Underreporting of incidents by college students remains a top issue identified by a 2019 multicampus survey conducted by the AAU. The 2019 survey found that about one-third of women at Pitt who said they were penetrated with physical force or were unable to give consent to a sexual act did not contact any university support services. Two top reasons they provided for not reporting the assaults were that they felt the incident “was not serious enough” and felt “embarrassed, ashamed, or that it would be too emotionally difficult,” according to a report about the survey results.
Pope said an It’s On Us PA grant helped fund a campus display as part of the Clothesline Project, a campaign to bring attention to the issue of sexual violence against women that has been staged at many campuses nationwide. Sexual assault survivors are invited to express their experience on a T-shirt, which is displayed for others to see and get a grasp of the pervasiveness of the violence.
“We used those funds, in part, to do some of that awareness-building to help … visually demonstrate the impact of sexual assault on members of college campus community,” Pope said. “The goal is to get the number of incidents to zero. But the reality is that before we can get there, we’ve got to get people to come in and talk about what they have experienced.”
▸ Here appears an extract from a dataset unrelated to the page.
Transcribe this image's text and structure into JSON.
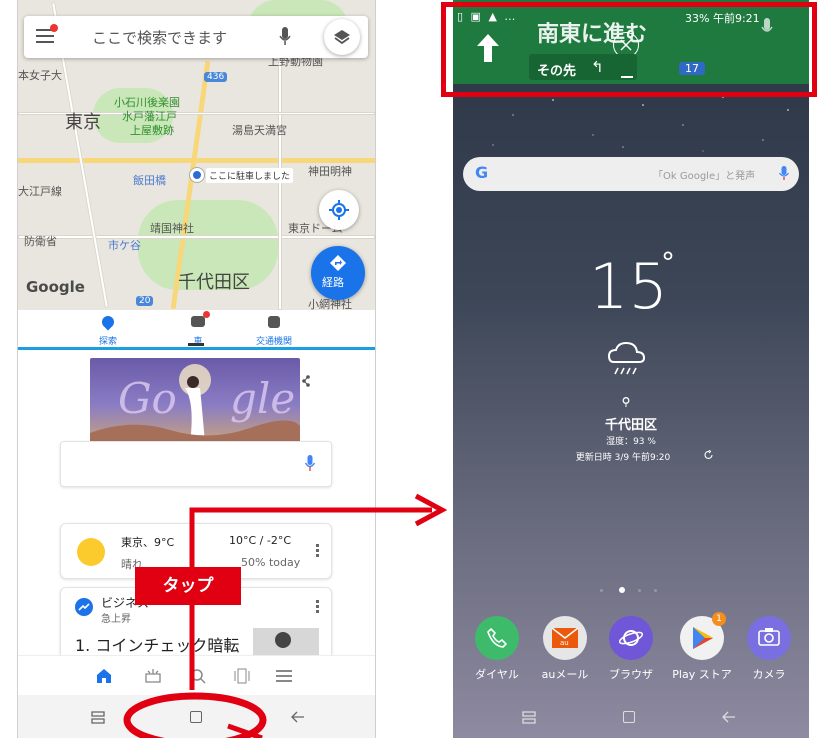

Kristy Trautmann, executive director of the FISA Foundation, a philanthropic organization based in southwestern Pennsylvania that funds efforts to improve the lives of women, girls and people with disabilities, said the It’s On Us PA campaign has gone beyond just giving dollars to campuses to address sexual violence. Wolf has kept a spotlight on the issue and promoted state and regional collaboration in a nonpartisan way, despite the political polarization of campus sexual assault at the national level, Trautmann said.
“To have the governor’s office really continue to focus year in and year out on sexual violence as a critical public health issue, public safety issue, justice issue, makes a huge difference,” she said.
Kane, the Pennsylvania higher education department official, said the campaign has emphasized and codified protections for Pennsylvania students that many felt were lost with DeVos’s regulatory changes to Title IX, which went into effect in 2020. It maintains a level of consistence for administrators, students, faculty and staff members and other campus stakeholders who have had to make dramatic changes to federally enforced policies in the wake of the DeVos regulations, which the Biden administration has indicated it plans to reverse within the next couple of years, she said.
“If it’s not going to now be part of the federal regulations, then we need to make it part of our state law or regulations,” Kane said. “Ideally, we would have the federal and the state aligned and everyone providing protections. But that’s not the way it is, at least not the way we see it at the moment.”
Published at Tue, 01 Jun 2021 07:00:00 +0000
Article source: https://www.insidehighered.com/news/2021/06/01/pennsylvania-leaders-fill-federal-gaps-sexual-violence-prevention